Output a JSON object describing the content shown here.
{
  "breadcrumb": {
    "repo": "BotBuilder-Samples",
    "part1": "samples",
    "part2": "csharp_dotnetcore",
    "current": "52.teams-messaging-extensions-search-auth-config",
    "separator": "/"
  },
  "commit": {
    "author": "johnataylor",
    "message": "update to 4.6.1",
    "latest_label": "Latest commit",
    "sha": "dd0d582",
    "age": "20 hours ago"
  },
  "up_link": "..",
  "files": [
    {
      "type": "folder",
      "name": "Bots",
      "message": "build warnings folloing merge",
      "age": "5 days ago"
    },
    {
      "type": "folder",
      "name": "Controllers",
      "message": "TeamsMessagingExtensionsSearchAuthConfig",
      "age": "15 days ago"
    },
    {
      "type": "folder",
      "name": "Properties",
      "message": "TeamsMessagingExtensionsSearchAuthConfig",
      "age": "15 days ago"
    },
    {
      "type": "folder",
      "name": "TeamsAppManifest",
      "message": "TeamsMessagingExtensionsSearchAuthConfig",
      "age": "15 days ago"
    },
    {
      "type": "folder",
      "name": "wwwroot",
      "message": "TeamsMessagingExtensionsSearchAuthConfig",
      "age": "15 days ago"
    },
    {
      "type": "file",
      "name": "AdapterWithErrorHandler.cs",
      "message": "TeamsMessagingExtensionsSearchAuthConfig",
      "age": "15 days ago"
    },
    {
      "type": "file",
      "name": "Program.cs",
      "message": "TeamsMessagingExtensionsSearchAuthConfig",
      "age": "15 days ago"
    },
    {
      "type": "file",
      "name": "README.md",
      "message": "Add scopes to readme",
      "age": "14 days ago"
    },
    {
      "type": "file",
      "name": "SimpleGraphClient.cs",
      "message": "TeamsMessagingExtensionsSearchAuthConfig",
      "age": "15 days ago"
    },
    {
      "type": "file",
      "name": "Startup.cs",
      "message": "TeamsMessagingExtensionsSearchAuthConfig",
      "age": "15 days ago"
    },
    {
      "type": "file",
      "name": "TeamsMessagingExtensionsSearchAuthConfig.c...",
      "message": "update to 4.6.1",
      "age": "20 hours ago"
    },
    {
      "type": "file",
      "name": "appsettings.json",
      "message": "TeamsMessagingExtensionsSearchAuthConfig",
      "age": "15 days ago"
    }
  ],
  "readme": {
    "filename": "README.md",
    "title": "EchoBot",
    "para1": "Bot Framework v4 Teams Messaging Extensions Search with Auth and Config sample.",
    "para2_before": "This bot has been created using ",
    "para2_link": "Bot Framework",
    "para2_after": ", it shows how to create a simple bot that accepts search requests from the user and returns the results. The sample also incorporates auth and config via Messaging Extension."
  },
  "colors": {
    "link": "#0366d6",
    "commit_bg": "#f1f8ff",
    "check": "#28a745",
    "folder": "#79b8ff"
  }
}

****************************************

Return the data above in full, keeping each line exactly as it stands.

* Response area *
Output a JSON object describing the content shown here.
{
  "breadcrumb": {
    "repo": "BotBuilder-Samples",
    "part1": "samples",
    "part2": "csharp_dotnetcore",
    "current": "52.teams-messaging-extensions-search-auth-config",
    "separator": "/"
  },
  "commit": {
    "author": "johnataylor",
    "message": "update to 4.6.1",
    "latest_label": "Latest commit",
    "sha": "dd0d582",
    "age": "20 hours ago"
  },
  "up_link": "..",
  "files": [
    {
      "type": "folder",
      "name": "Bots",
      "message": "build warnings folloing merge",
      "age": "5 days ago"
    },
    {
      "type": "folder",
      "name": "Controllers",
      "message": "TeamsMessagingExtensionsSearchAuthConfig",
      "age": "15 days ago"
    },
    {
      "type": "folder",
      "name": "Properties",
      "message": "TeamsMessagingExtensionsSearchAuthConfig",
      "age": "15 days ago"
    },
    {
      "type": "folder",
      "name": "TeamsAppManifest",
      "message": "TeamsMessagingExtensionsSearchAuthConfig",
      "age": "15 days ago"
    },
    {
      "type": "folder",
      "name": "wwwroot",
      "message": "TeamsMessagingExtensionsSearchAuthConfig",
      "age": "15 days ago"
    },
    {
      "type": "file",
      "name": "AdapterWithErrorHandler.cs",
      "message": "TeamsMessagingExtensionsSearchAuthConfig",
      "age": "15 days ago"
    },
    {
      "type": "file",
      "name": "Program.cs",
      "message": "TeamsMessagingExtensionsSearchAuthConfig",
      "age": "15 days ago"
    },
    {
      "type": "file",
      "name": "README.md",
      "message": "Add scopes to readme",
      "age": "14 days ago"
    },
    {
      "type": "file",
      "name": "SimpleGraphClient.cs",
      "message": "TeamsMessagingExtensionsSearchAuthConfig",
      "age": "15 days ago"
    },
    {
      "type": "file",
      "name": "Startup.cs",
      "message": "TeamsMessagingExtensionsSearchAuthConfig",
      "age": "15 days ago"
    },
    {
      "type": "file",
      "name": "TeamsMessagingExtensionsSearchAuthConfig.c...",
      "message": "update to 4.6.1",
      "age": "20 hours ago"
    },
    {
      "type": "file",
      "name": "appsettings.json",
      "message": "TeamsMessagingExtensionsSearchAuthConfig",
      "age": "15 days ago"
    }
  ],
  "readme": {
    "filename": "README.md",
    "title": "EchoBot",
    "para1": "Bot Framework v4 Teams Messaging Extensions Search with Auth and Config sample.",
    "para2_before": "This bot has been created using ",
    "para2_link": "Bot Framework",
    "para2_after": ", it shows how to create a simple bot that accepts search requests from the user and returns the results. The sample also incorporates auth and config via Messaging Extension."
  },
  "colors": {
    "link": "#0366d6",
    "commit_bg": "#f1f8ff",
    "check": "#28a745",
    "folder": "#79b8ff"
  }
}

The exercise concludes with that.